The company is also spending about 2.4 billion reais on mobile, less than its peers, they wrote.
Reducing investment spending, along with paying about 500 million reais in dividends a year from an earlier annual budget of 2 billion reais, will help strengthen Oi’s balance sheet, Bava said.
“We have a team that is committed to executing the operational turnaround of Oi,” Bava said in the telephone interview from Rio de Janeiro. “Our plan is to change the cash-flow profile of the company, consolidate our business model and improve the efficiency of operations and grow revenues.”
He told analysts on a conference call last week that Oi could wring better terms from suppliers and better prioritize investments, such as spending more on third-generation, or 3G, technology and less on expanding older 2G coverage.

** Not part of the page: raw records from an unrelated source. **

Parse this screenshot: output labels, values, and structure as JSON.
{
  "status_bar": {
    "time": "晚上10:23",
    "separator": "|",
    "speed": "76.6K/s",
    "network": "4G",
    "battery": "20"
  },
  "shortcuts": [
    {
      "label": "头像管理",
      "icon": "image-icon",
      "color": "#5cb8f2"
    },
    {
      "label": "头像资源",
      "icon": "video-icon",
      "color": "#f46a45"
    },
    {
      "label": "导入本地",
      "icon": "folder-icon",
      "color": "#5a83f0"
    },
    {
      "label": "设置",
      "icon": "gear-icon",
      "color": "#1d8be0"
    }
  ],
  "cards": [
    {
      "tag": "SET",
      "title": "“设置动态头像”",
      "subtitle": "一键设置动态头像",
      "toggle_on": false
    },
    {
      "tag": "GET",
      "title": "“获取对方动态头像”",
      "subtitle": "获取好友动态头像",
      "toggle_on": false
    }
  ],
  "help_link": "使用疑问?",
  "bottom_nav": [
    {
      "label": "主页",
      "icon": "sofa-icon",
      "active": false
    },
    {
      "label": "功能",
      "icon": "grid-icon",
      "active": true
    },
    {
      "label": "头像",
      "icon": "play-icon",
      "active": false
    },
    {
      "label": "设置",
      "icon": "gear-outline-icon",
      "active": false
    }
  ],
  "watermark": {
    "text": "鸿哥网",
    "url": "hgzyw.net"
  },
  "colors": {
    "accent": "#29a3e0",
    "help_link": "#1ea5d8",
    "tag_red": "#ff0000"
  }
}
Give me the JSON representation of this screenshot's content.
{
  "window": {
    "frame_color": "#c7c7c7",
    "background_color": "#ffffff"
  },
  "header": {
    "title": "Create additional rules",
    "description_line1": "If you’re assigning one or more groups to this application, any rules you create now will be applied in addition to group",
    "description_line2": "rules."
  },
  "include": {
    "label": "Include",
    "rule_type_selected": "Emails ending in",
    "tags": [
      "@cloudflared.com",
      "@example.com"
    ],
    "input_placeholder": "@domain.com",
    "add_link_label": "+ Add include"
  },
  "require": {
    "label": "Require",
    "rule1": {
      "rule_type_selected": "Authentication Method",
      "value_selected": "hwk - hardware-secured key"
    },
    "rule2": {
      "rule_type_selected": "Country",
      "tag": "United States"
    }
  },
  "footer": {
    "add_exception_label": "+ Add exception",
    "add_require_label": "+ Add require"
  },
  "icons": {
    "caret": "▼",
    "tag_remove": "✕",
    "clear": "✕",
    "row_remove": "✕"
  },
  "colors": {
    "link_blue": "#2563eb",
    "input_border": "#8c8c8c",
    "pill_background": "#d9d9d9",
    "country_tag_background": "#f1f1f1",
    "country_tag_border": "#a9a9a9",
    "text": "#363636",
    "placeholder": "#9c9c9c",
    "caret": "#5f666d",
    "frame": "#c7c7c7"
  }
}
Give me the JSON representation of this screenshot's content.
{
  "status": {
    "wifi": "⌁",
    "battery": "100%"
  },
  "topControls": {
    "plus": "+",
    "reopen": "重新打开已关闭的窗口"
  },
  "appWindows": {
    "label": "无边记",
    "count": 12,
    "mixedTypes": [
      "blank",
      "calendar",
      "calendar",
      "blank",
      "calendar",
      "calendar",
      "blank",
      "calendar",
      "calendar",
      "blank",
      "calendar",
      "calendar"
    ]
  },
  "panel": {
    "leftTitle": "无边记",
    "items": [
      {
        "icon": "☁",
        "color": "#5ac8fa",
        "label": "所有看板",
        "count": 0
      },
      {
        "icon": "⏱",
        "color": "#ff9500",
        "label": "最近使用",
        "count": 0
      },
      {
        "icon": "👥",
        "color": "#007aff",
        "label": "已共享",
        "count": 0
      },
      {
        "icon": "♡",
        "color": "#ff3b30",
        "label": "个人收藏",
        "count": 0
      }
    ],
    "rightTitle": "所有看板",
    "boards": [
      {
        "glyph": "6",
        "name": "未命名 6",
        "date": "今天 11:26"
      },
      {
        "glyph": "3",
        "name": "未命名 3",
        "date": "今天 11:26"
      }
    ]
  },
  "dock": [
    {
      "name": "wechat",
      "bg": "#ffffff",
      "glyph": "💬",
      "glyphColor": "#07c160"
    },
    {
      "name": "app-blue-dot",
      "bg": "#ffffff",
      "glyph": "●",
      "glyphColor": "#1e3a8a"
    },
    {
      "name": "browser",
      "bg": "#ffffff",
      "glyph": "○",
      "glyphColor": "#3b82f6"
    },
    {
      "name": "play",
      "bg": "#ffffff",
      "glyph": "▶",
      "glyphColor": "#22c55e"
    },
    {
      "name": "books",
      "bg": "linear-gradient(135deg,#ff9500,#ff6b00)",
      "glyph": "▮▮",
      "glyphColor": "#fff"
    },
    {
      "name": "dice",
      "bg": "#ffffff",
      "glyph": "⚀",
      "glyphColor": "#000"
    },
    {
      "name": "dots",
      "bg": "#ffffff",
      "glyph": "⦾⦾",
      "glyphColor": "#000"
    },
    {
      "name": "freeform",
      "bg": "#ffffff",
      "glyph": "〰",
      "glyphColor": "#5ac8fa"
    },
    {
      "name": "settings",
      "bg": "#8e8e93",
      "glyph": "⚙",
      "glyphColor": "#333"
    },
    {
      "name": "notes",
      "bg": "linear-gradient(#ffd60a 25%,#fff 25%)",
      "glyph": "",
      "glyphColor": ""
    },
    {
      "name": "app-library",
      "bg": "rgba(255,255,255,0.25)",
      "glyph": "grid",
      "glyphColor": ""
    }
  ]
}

Oi was down 50 percent through last week since Francisco Valim was ousted as CEO in January, compared with the 16 percent decline of the benchmark Ibovespa index. The shares fell 3.7 percent to 3.87 reais at 2:28 p.m. in Sao Paulo. Bava inherited a company whose problems are deep and will take years to unwind, said Andres Medina-Mora, an analyst at Corporativo GBM SAB.
“Like any major turnaround story with such a hefty debt situation, it’s going to be difficult to get there,” said Medina-Mora, who decreased his target price last week from 6.63 reais to 6 reais while maintaining his buy recommendation.
The company will have to slow down after indiscriminately adding customers who now aren’t paying their bills, Medina-Mora said. Oi’s second-quarter loss included a 97 percent increase from a year earlier in bad-debt provisions, which cover customers who don’t pay their bills.
Revenue grew 2.4 percent in the second quarter to 7.1 billion reais, according to data compiled by Bloomberg. Costs rose 10 percent to 5.3 billion reais because of personnel, marketing and provisions for bad debt, which were “enormous,” said Alex Pardellas, a Rio de Janeiro-based analyst at CGD Securities, in a telephone interview. He has a buy recommendation on Oi with a target price of 8 reais.
“The increase in bad debt provisions was related to a difficult macroeconomic scenario,” Pardellas said.
While the industry as a whole saw an increase in bad debt last quarter -- Telefonica Brasil SA’s provision for deadbeat customers rose by 26 percent -- “the case of Oi was much more aggressive,” Medina-Mora said.
“This is a priority for the new team and for Mr. Bava,” Medina-Mora said. “I’m much more comfortable with the way he’s doing things.”
Telefonica Brasil said this year’s budget is part of 24.3 billion reais of investments planned from 2011 to 2014.
“The funding is dedicated principally to the expansion and modernization of networks and systems, continuous quality improvement for our services and customer service, in addition to innovative solutions,” the company said in a statement.
While Oi has sold an undersea cable business and phone towers to net 4 billion reais since December, those were insufficient, one-time measures, Serra said. Bava had to make more long-term changes to assure Oi could grow, he said.
“If you consider the policy of dividends with investments, this was incompatible with the cash generation of the company,” Serra said in a telephone interview from Sao Paulo. “The impact of the dividend cut on the stock will be negative in the short term, but for the company it’s a measure that goes along with more sustainable growth.”